     14. At the hearing on this matter, the complainant contended that he was not provided with a copy of the agreement and that while he was eventually provided with responsive records, the respondents were still in violation of the FOI Act for failing to promptly comply with his request.
     15. With respect to the complainant’s request for the agreement, the respondents’ counsel represented at the hearing on this matter, and it is found, that the respondents maintain one two-page record responsive to the complainant’s request described in paragraphs 2b and 2f, above, even though the respondents’ November 18, 2013 letter implies that there were two separate records responsive to those requests.
     16. Consequently, the complainant was over charged by a dollar for a copy of the responsive records.
     17. With respect to the complainant’s contention that the respondents were not prompt in complying with his request, the Commission has held that the meaning of the word "promptly" is a particularly fact-based question. In Advisory Opinion # 51, In the Matter of a Request for Declaratory Ruling, Third Taxing District of the City of Norwalk, Applicant (Notice of Final Decision dated January 11, 1982), the Commission advised that the word "promptly," as used in §1-210(a), G.S., means quickly and without undue delay, taking into consideration all of the factors presented by a particular request. The Commission also gave the following guidance:
The Commission believes that timely access to public records by persons seeking them is a fundamental right conferred by the Freedom of Information Act. Providing such access is therefore as much a part of their mission as their other major functions. Although each agency must determine its own set of priorities in dealing with its responsibilities within its limited resources, providing access to public records should be considered as one such priority.
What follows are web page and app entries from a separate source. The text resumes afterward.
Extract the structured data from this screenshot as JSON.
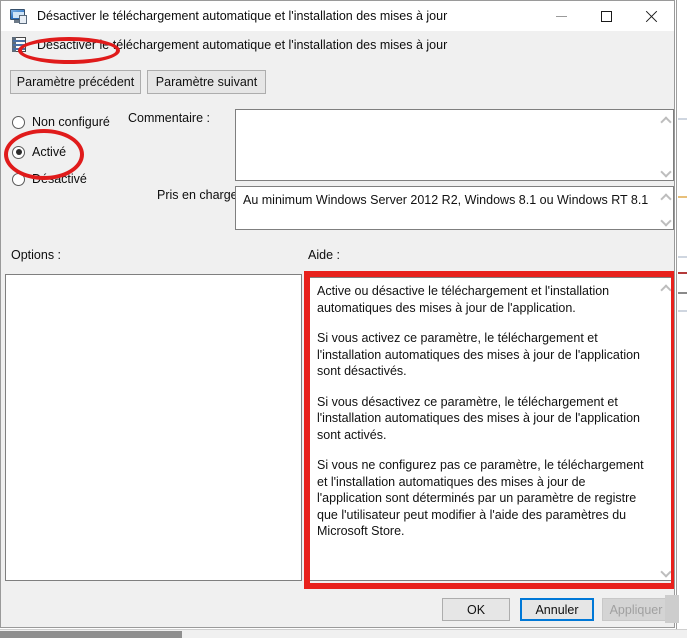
{
  "window": {
    "title": "Désactiver le téléchargement automatique et l'installation des mises à jour",
    "icon": "computer-monitor-icon",
    "controls": {
      "minimize": "minimize-icon",
      "maximize": "maximize-icon",
      "close": "close-icon"
    }
  },
  "policy_header": {
    "icon": "policy-setting-icon",
    "title": "Désactiver le téléchargement automatique et l'installation des mises à jour"
  },
  "navigation": {
    "previous_label": "Paramètre précédent",
    "next_label": "Paramètre suivant"
  },
  "state_options": {
    "items": [
      {
        "label": "Non configuré",
        "selected": false
      },
      {
        "label": "Activé",
        "selected": true
      },
      {
        "label": "Désactivé",
        "selected": false
      }
    ]
  },
  "comment": {
    "label": "Commentaire :",
    "value": "",
    "placeholder": ""
  },
  "supported_on": {
    "label": "Pris en charge sur :",
    "value": "Au minimum Windows Server 2012 R2, Windows 8.1 ou Windows RT 8.1"
  },
  "options_panel": {
    "label": "Options :",
    "content": ""
  },
  "help_panel": {
    "label": "Aide :",
    "paragraphs": [
      "Active ou désactive le téléchargement et l'installation automatiques des mises à jour de l'application.",
      "Si vous activez ce paramètre, le téléchargement et l'installation automatiques des mises à jour de l'application sont désactivés.",
      "Si vous désactivez ce paramètre, le téléchargement et l'installation automatiques des mises à jour de l'application sont activés.",
      "Si vous ne configurez pas ce paramètre, le téléchargement et l'installation automatiques des mises à jour de l'application sont déterminés par un paramètre de registre que l'utilisateur peut modifier à l'aide des paramètres du Microsoft Store."
    ]
  },
  "footer": {
    "ok_label": "OK",
    "cancel_label": "Annuler",
    "apply_label": "Appliquer",
    "apply_disabled": true,
    "cancel_focused": true
  },
  "annotations": {
    "accent_color": "#e01b1b",
    "shapes": [
      {
        "type": "ellipse",
        "target": "policy-header-title"
      },
      {
        "type": "ellipse",
        "target": "radio-enabled"
      },
      {
        "type": "rectangle",
        "target": "help-panel"
      }
    ]
  },
  "colors": {
    "dialog_background": "#f0f0f0",
    "field_background": "#ffffff",
    "focus_border": "#0078d7",
    "button_face": "#e6e6e6",
    "disabled_text": "#a0a0a0"
  }
}
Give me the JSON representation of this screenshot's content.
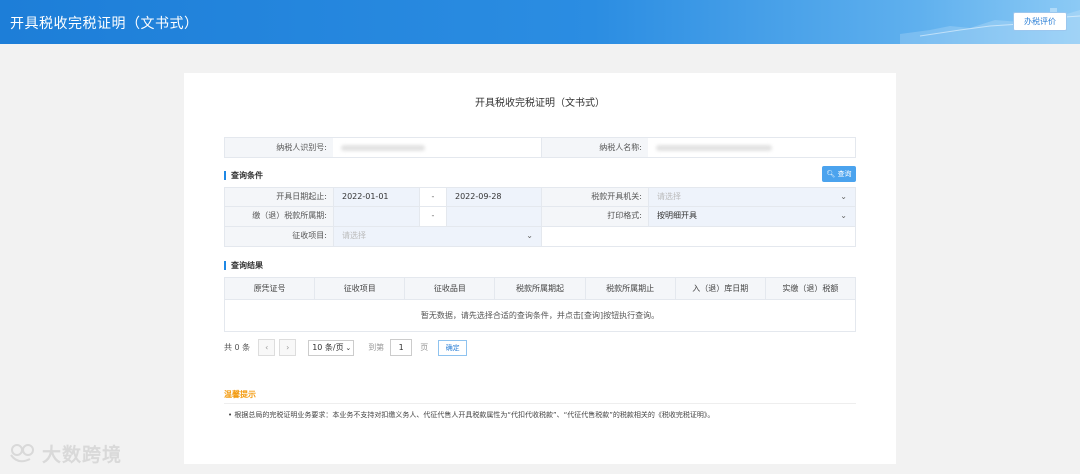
{
  "header": {
    "title": "开具税收完税证明（文书式）",
    "eval_button": "办税评价"
  },
  "card": {
    "title": "开具税收完税证明（文书式）"
  },
  "taxpayer": {
    "id_label": "纳税人识别号:",
    "name_label": "纳税人名称:"
  },
  "query": {
    "section_title": "查询条件",
    "query_button": "查询",
    "date_range_label": "开具日期起止:",
    "date_start": "2022-01-01",
    "date_sep": "-",
    "date_end": "2022-09-28",
    "authority_label": "税款开具机关:",
    "authority_placeholder": "请选择",
    "period_label": "缴（退）税款所属期:",
    "period_sep": "-",
    "print_format_label": "打印格式:",
    "print_format_value": "按明细开具",
    "levy_label": "征收项目:",
    "levy_placeholder": "请选择"
  },
  "results": {
    "section_title": "查询结果",
    "columns": [
      "原凭证号",
      "征收项目",
      "征收品目",
      "税款所属期起",
      "税款所属期止",
      "入（退）库日期",
      "实缴（退）税额"
    ],
    "empty_text": "暂无数据，请先选择合适的查询条件，并点击[查询]按钮执行查询。"
  },
  "pager": {
    "total": "共 0 条",
    "page_size": "10 条/页",
    "goto_label": "到第",
    "page_value": "1",
    "page_suffix": "页",
    "confirm": "确定"
  },
  "tips": {
    "title": "温馨提示",
    "text": "• 根据总局的完税证明业务要求：本业务不支持对扣缴义务人、代征代售人开具税款属性为“代扣代收税款”、“代征代售税款”的税款相关的《税收完税证明》。"
  },
  "watermark": "大数跨境",
  "colors": {
    "header": "#2088dc",
    "accent": "#4ba3ee",
    "tip": "#f39c12"
  }
}
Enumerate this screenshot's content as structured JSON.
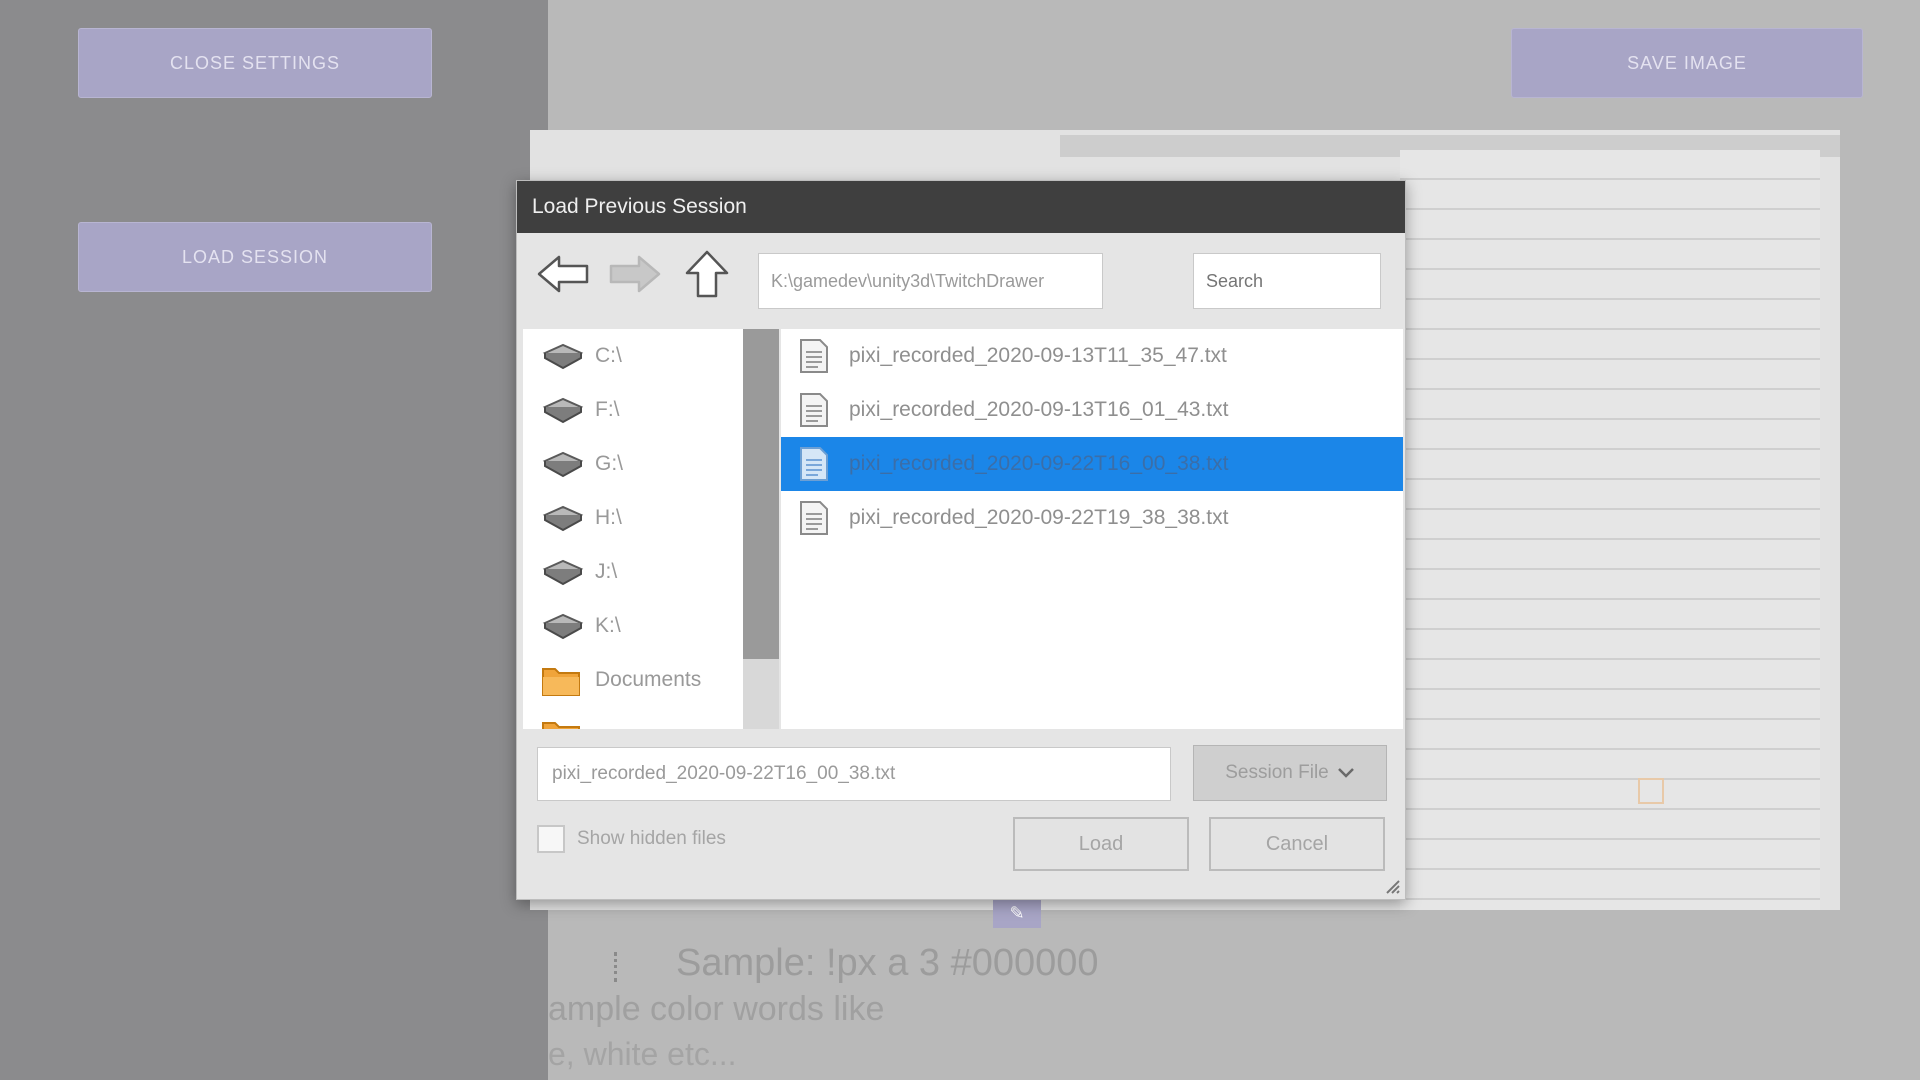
{
  "left_panel": {
    "close_settings_label": "CLOSE SETTINGS",
    "load_session_label": "LOAD SESSION"
  },
  "toolbar": {
    "save_image_label": "SAVE IMAGE"
  },
  "dialog": {
    "title": "Load Previous Session",
    "path_value": "K:\\gamedev\\unity3d\\TwitchDrawer",
    "search_placeholder": "Search",
    "sidebar": {
      "items": [
        {
          "label": "C:\\",
          "icon": "drive-icon"
        },
        {
          "label": "F:\\",
          "icon": "drive-icon"
        },
        {
          "label": "G:\\",
          "icon": "drive-icon"
        },
        {
          "label": "H:\\",
          "icon": "drive-icon"
        },
        {
          "label": "J:\\",
          "icon": "drive-icon"
        },
        {
          "label": "K:\\",
          "icon": "drive-icon"
        },
        {
          "label": "Documents",
          "icon": "folder-icon"
        },
        {
          "label": "",
          "icon": "folder-icon"
        }
      ]
    },
    "files": [
      {
        "name": "pixi_recorded_2020-09-13T11_35_47.txt",
        "selected": false
      },
      {
        "name": "pixi_recorded_2020-09-13T16_01_43.txt",
        "selected": false
      },
      {
        "name": "pixi_recorded_2020-09-22T16_00_38.txt",
        "selected": true
      },
      {
        "name": "pixi_recorded_2020-09-22T19_38_38.txt",
        "selected": false
      }
    ],
    "filename_value": "pixi_recorded_2020-09-22T16_00_38.txt",
    "filter_label": "Session File",
    "show_hidden_label": "Show hidden files",
    "load_label": "Load",
    "cancel_label": "Cancel"
  },
  "background": {
    "sample_line_1": "Sample: !px a 3 #000000",
    "sample_line_2": "ample color words like",
    "sample_line_3": "e, white etc...",
    "pencil_icon": "pencil-icon"
  },
  "colors": {
    "panel_button": "#a8a5c6",
    "selection": "#1b86e8",
    "title_bar": "#3f3f3f"
  }
}
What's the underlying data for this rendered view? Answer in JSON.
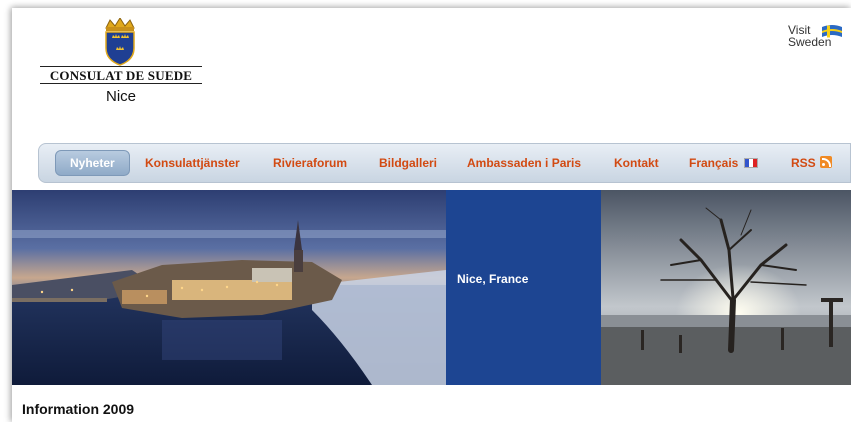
{
  "header": {
    "title": "CONSULAT DE SUEDE",
    "city": "Nice",
    "visit_sweden": {
      "line1": "Visit",
      "line2": "Sweden"
    }
  },
  "nav": {
    "items": [
      {
        "label": "Nyheter",
        "active": true
      },
      {
        "label": "Konsulattjänster"
      },
      {
        "label": "Rivieraforum"
      },
      {
        "label": "Bildgalleri"
      },
      {
        "label": "Ambassaden i Paris"
      },
      {
        "label": "Kontakt"
      },
      {
        "label": "Français",
        "icon": "french-flag-icon"
      },
      {
        "label": "RSS",
        "icon": "rss-icon"
      }
    ]
  },
  "banner": {
    "caption": "Nice, France",
    "left_image": "stockholm-evening-photo",
    "right_image": "winter-tree-photo"
  },
  "main": {
    "heading": "Information 2009"
  },
  "colors": {
    "nav_text": "#d24a12",
    "caption_bg": "#1d4592",
    "active_tab": "#8faac8"
  }
}
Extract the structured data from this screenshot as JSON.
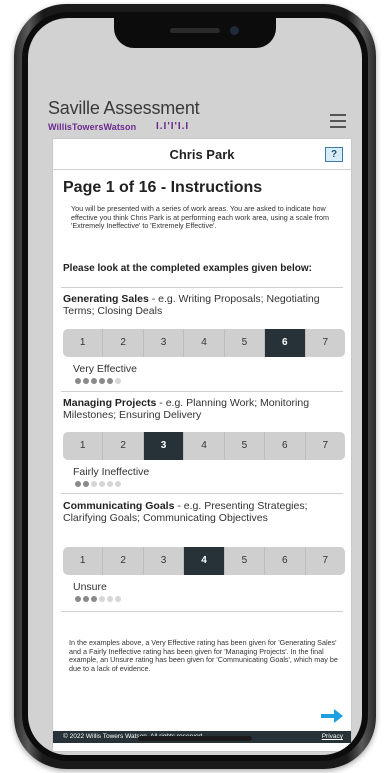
{
  "header": {
    "brand_title": "Saville Assessment",
    "brand_subtitle": "WillisTowersWatson",
    "brand_mark": "I.I'I'I.I"
  },
  "card": {
    "person_name": "Chris Park",
    "help_label": "?"
  },
  "page": {
    "title": "Page 1 of 16 - Instructions",
    "intro": "You will be presented with a series of work areas. You are asked to indicate how effective you think Chris Park is at performing each work area, using a scale from 'Extremely Ineffective' to 'Extremely Effective'.",
    "examples_heading": "Please look at the completed examples given below:"
  },
  "examples": [
    {
      "name": "Generating Sales",
      "detail": " - e.g. Writing Proposals; Negotiating Terms; Closing Deals",
      "scale": [
        "1",
        "2",
        "3",
        "4",
        "5",
        "6",
        "7"
      ],
      "selected": 6,
      "rating_label": "Very Effective"
    },
    {
      "name": "Managing Projects",
      "detail": " - e.g. Planning Work; Monitoring Milestones; Ensuring Delivery",
      "scale": [
        "1",
        "2",
        "3",
        "4",
        "5",
        "6",
        "7"
      ],
      "selected": 3,
      "rating_label": "Fairly Ineffective"
    },
    {
      "name": "Communicating Goals",
      "detail": " - e.g. Presenting Strategies; Clarifying Goals; Communicating Objectives",
      "scale": [
        "1",
        "2",
        "3",
        "4",
        "5",
        "6",
        "7"
      ],
      "selected": 4,
      "rating_label": "Unsure"
    }
  ],
  "summary": "In the examples above, a Very Effective rating has been given for 'Generating Sales' and a Fairly Ineffective rating has been given for 'Managing Projects'. In the final example, an Unsure rating has been given for 'Communicating Goals', which may be due to a lack of evidence.",
  "footer": {
    "copyright": "© 2022 Willis Towers Watson. All rights reserved.",
    "privacy": "Privacy"
  },
  "colors": {
    "selected": "#263238",
    "brand_purple": "#6b2a8e",
    "next_arrow": "#1ea0e0"
  },
  "icons": {
    "menu": "hamburger-menu-icon",
    "help": "help-icon",
    "next": "arrow-right-icon"
  }
}
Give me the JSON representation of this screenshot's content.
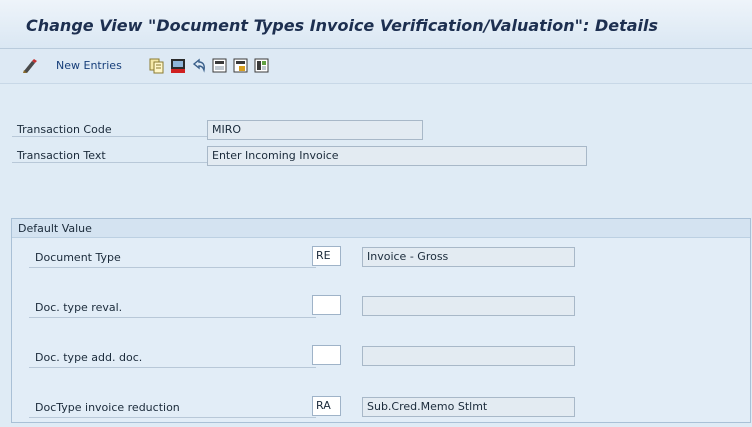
{
  "window": {
    "title": "Change View \"Document Types Invoice Verification/Valuation\": Details"
  },
  "toolbar": {
    "new_entries_label": "New Entries",
    "icons": [
      "display-change-icon",
      "copy-icon",
      "delete-icon",
      "undo-icon",
      "select-all-icon",
      "select-block-icon",
      "deselect-all-icon"
    ]
  },
  "header_fields": {
    "transaction_code": {
      "label": "Transaction Code",
      "value": "MIRO"
    },
    "transaction_text": {
      "label": "Transaction Text",
      "value": "Enter Incoming Invoice"
    }
  },
  "default_value": {
    "title": "Default Value",
    "rows": [
      {
        "label": "Document Type",
        "code": "RE",
        "description": "Invoice - Gross"
      },
      {
        "label": "Doc. type reval.",
        "code": "",
        "description": ""
      },
      {
        "label": "Doc. type add. doc.",
        "code": "",
        "description": ""
      },
      {
        "label": "DocType invoice reduction",
        "code": "RA",
        "description": "Sub.Cred.Memo Stlmt"
      }
    ]
  }
}
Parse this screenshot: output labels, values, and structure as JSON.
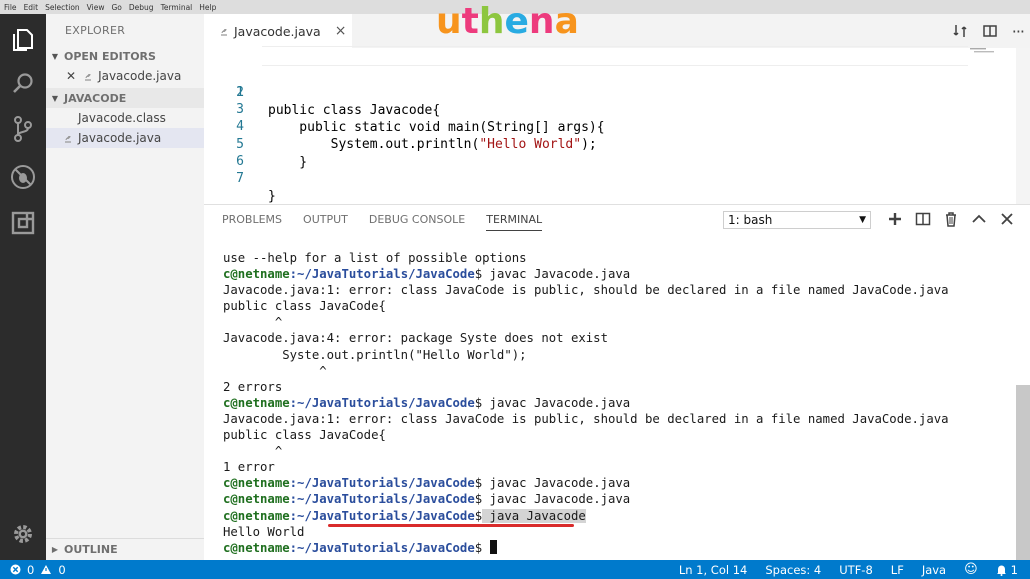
{
  "menubar": [
    "File",
    "Edit",
    "Selection",
    "View",
    "Go",
    "Debug",
    "Terminal",
    "Help"
  ],
  "sidebar": {
    "title": "EXPLORER",
    "open_editors_label": "OPEN EDITORS",
    "open_editor_file": "Javacode.java",
    "folder_label": "JAVACODE",
    "files": [
      "Javacode.class",
      "Javacode.java"
    ],
    "outline_label": "OUTLINE"
  },
  "tab": {
    "label": "Javacode.java"
  },
  "logo": {
    "parts": [
      "u",
      "t",
      "h",
      "e",
      "n",
      "a"
    ],
    "colors": [
      "#f7941d",
      "#ed3b7d",
      "#8dc63f",
      "#29abe2",
      "#ed3b7d",
      "#f7941d"
    ]
  },
  "editor": {
    "lines": [
      {
        "num": "1",
        "code": "public class Javacode{"
      },
      {
        "num": "2",
        "code": ""
      },
      {
        "num": "3",
        "code": "    public static void main(String[] args){"
      },
      {
        "num": "4",
        "code": "        System.out.println(",
        "str": "\"Hello World\"",
        "tail": ");"
      },
      {
        "num": "5",
        "code": "    }"
      },
      {
        "num": "6",
        "code": ""
      },
      {
        "num": "7",
        "code": "}"
      }
    ]
  },
  "panel": {
    "tabs": [
      "PROBLEMS",
      "OUTPUT",
      "DEBUG CONSOLE",
      "TERMINAL"
    ],
    "active_tab": "TERMINAL",
    "shell_select": "1: bash"
  },
  "terminal": {
    "prompt_user": "c@netname",
    "prompt_path": ":~/JavaTutorials/JavaCode",
    "lines": [
      {
        "text": "use --help for a list of possible options"
      },
      {
        "prompt": true,
        "cmd": " javac Javacode.java"
      },
      {
        "text": "Javacode.java:1: error: class JavaCode is public, should be declared in a file named JavaCode.java"
      },
      {
        "text": "public class JavaCode{"
      },
      {
        "text": "       ^"
      },
      {
        "text": "Javacode.java:4: error: package Syste does not exist"
      },
      {
        "text": "        Syste.out.println(\"Hello World\");"
      },
      {
        "text": "             ^"
      },
      {
        "text": "2 errors"
      },
      {
        "prompt": true,
        "cmd": " javac Javacode.java"
      },
      {
        "text": "Javacode.java:1: error: class JavaCode is public, should be declared in a file named JavaCode.java"
      },
      {
        "text": "public class JavaCode{"
      },
      {
        "text": "       ^"
      },
      {
        "text": "1 error"
      },
      {
        "prompt": true,
        "cmd": " javac Javacode.java"
      },
      {
        "prompt": true,
        "cmd": " javac Javacode.java"
      },
      {
        "prompt": true,
        "cmd": " java Javacode",
        "highlight": true
      },
      {
        "text": "Hello World"
      },
      {
        "prompt": true,
        "cmd": " ",
        "cursor": true
      }
    ]
  },
  "status": {
    "errors": "0",
    "warnings": "0",
    "position": "Ln 1, Col 14",
    "spaces": "Spaces: 4",
    "encoding": "UTF-8",
    "eol": "LF",
    "language": "Java",
    "notifications": "1"
  }
}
Thus, it should take precedence over routine work that has no immediate or pressing deadline.
    18. The advisory opinion goes on to describe some of the factors that should be considered in weighing a request for records against other priorities: the volume of records requested; the time and personnel required to comply with a request; the time by which the person requesting records needs them; the time constraints under which the agency must complete its other work; the importance of the records to the requester, if ascertainable; and the importance to the public of completing the other agency business without the loss of the personnel time involved in complying with the request.
     19. It is found that while there is evidence in the record that the respondents were without one of their more experienced staff members when they received the complainant’s records request, and that they had no reason to know that his request was time sensitive, there is no evidence in the record to explain:
a. why the respondents did not begin work on the request until a week after it was received;
b. why instructions on how to proceed with a search for the records were not followed for another week after the instructions were issued; or
c. why there was almost a three month lapse in any efforts to search for the records.
     20. Consequently, it is found that the respondents unduly delayed complying with the complainant’s request.  Accordingly, it is concluded that the respondents violated the promptness provisions of §§1-210(a) and 1-212(a), G.S.
     The following order by the Commission is hereby recommended on the basis of the record concerning the above-captioned complaint:
     1.  The respondents shall forthwith reimburse the complainant one dollar.
     2.  Henceforth, the respondents shall strictly comply with all the provisions of §§1-210(a) and 1-212(a), G.S.
Approved by Order of the Freedom of Information Commission at its regular meeting of June 25, 2014.
Cynthia A. Cannata
Acting Clerk of the Commission

Ethan Book
P.O. Box 1385
Fairfield, CT  06825
Mayor, City of Bridgeport; and City of Bridgeport,
c/o Gregory M. Conte, Esq.
Office of the City Attorney
999 Broad Street
2nd Floor
Bridgeport, CT  06604
Cynthia A. Cannata
Acting Clerk of the Commission